This week, I presented a talk at Entomology 2015. The conference was a great opportunity to catch up with some of my favorite entomologists from around the country, while also learning about some of the cutting-edge research in the field! For instance, I saw a talk about moth migration research that investigated which genes are up or down regulated in flight (Jones et al., Rothamsted Research). I also saw talks on the Colorado potato beetle genome (Schoville et al., UW-Madison), and models that predict ladybird populations across a habitat that varies in time (Gratton et al., UW-Madison).
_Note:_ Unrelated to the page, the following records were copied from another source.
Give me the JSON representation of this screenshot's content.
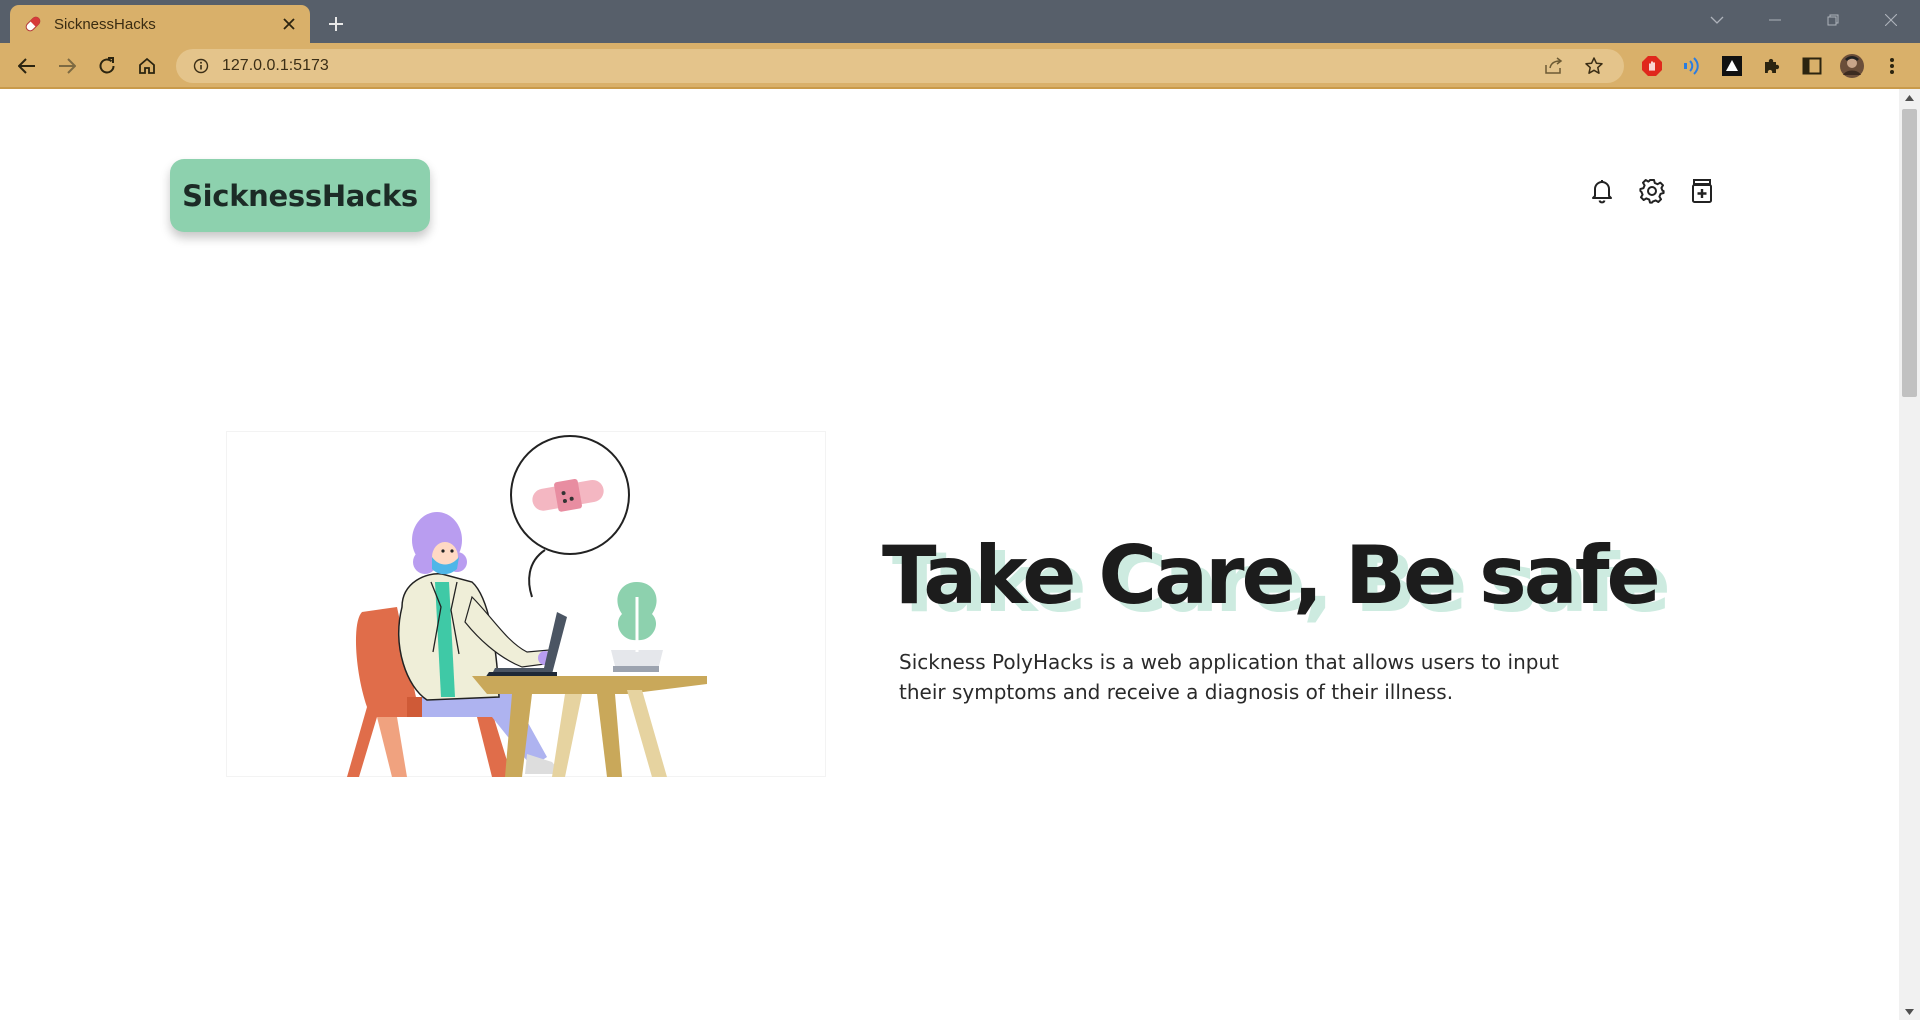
{
  "browser": {
    "tab_title": "SicknessHacks",
    "url": "127.0.0.1:5173",
    "colors": {
      "frame": "#575f6a",
      "toolbar": "#d9b06a",
      "omnibox": "#e4c48b"
    }
  },
  "page": {
    "logo_text": "SicknessHacks",
    "hero": {
      "title": "Take Care, Be safe",
      "description": "Sickness PolyHacks is a web application that allows users to input their symptoms and receive a diagnosis of their illness."
    },
    "colors": {
      "accent": "#8dd1ae",
      "title_shadow": "#cdebe0",
      "text": "#1c1c1c"
    },
    "icons": [
      "bell-icon",
      "gear-icon",
      "medicine-icon"
    ]
  }
}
For my talk, I presented an update on the WisAsp project, detailing the relationship of various aspen traits (bud phenology, tree size, leaf area) and associated insect communities. This information informs community genetics since it identifies some of the key plant traits that structure insect communities while also highlighting how the trait changes insect species composition within the community. The next step is to identify the plant genes involved in these particular traits and insect community composition.